“Permitting a landlord to evict a tenant for failure to pay the full market amount of rent because the landlord failed to remedy basic violations of the habitability standards of Section 8 would reward the landlord for its bad behavior, and perhaps even create an incentive for landlords to refuse to correct defects with their properties.”
In Scott v. Kaiuum, the Appellate Division for the County of Fresno considered California State unlawful detainer procedure in the context of Section 8 tenancies subject to rent abatement for habitability defects. It noted that a landlord can terminate a tenancy by serving a three-day notice to cure and quit, which states the “precise sum” that is due. However, while Congress and HUD defer to state law on terminating tenancies, HUD regulations require that the landlord maintain the unit in accordance with Housing Quality Standards (HQS), and if the landlord fails to do this, the housing authority may reduce or suspend housing assistance payments. (HUD regulation further provides that the family is not responsible for the portion of the rent covered by the housing assistance payment under the subsidy contract.)
In reversing the trial court judgment for the landlord, the Appellate Division found that the landlord had served a three-day notice after the Housing Authority abated the subsidy payment based on the landlord’s own violations of the habitability standards under Section 8. By demanding the entire amount, instead of just the tenant’s portion, the landlord overstated the amount of rent due.
The Appellate Division correctly applied federal HUD regulations to state unlawful detainer law.
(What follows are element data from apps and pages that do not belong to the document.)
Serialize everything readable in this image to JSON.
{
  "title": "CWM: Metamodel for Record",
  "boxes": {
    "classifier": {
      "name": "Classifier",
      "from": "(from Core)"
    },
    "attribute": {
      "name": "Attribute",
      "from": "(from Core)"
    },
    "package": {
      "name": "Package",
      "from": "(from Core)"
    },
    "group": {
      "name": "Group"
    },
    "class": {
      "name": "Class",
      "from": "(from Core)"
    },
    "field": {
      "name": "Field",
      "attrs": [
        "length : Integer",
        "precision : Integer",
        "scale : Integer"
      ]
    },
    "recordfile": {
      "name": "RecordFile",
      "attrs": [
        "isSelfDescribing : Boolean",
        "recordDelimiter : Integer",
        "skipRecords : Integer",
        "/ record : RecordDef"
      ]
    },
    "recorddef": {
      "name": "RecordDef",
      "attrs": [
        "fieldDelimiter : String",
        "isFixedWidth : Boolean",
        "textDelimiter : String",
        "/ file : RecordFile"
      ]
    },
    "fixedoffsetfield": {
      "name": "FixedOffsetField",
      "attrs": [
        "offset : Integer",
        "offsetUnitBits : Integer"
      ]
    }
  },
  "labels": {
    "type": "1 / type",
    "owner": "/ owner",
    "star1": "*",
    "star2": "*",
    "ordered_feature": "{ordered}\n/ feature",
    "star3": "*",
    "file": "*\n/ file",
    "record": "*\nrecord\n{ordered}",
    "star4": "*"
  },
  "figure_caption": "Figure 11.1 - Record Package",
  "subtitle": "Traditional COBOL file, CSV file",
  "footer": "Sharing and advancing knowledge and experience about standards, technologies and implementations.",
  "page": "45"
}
However, it went further to say that the landlord could not even demand rent at all (under substantive California law governing landlord-tenant relationships), because of the habitability defects as stated in the Housing Authority “abatement letter”. It stressed that the defects described in the letter would have constituted habitability defects preventing the landlord from serving a three-day notice in the first place.
In doing so, the Appellate Division seemed to be giving some form of evidentiary presumption to the abatement letter – a presumption that does not exist in California rental housing law. While those defects may indeed have existed, and while the abatement letter may have been served as incidental evidence of the defects, the tenant would have nonetheless been required to establish the existence of the defects at trial. At that point, the defects might have frustrated the issuance of the three-day notice in the first place, or they may have just justified a reduced “reasonable rental value”, and the tenant could have paid the reduced rent to remain in possession. In other words, there is not necessarily a straight line between the issuance of an abatement letter and the withholding of the subsidy portion of the rent and a complete abatement of all rental obligation.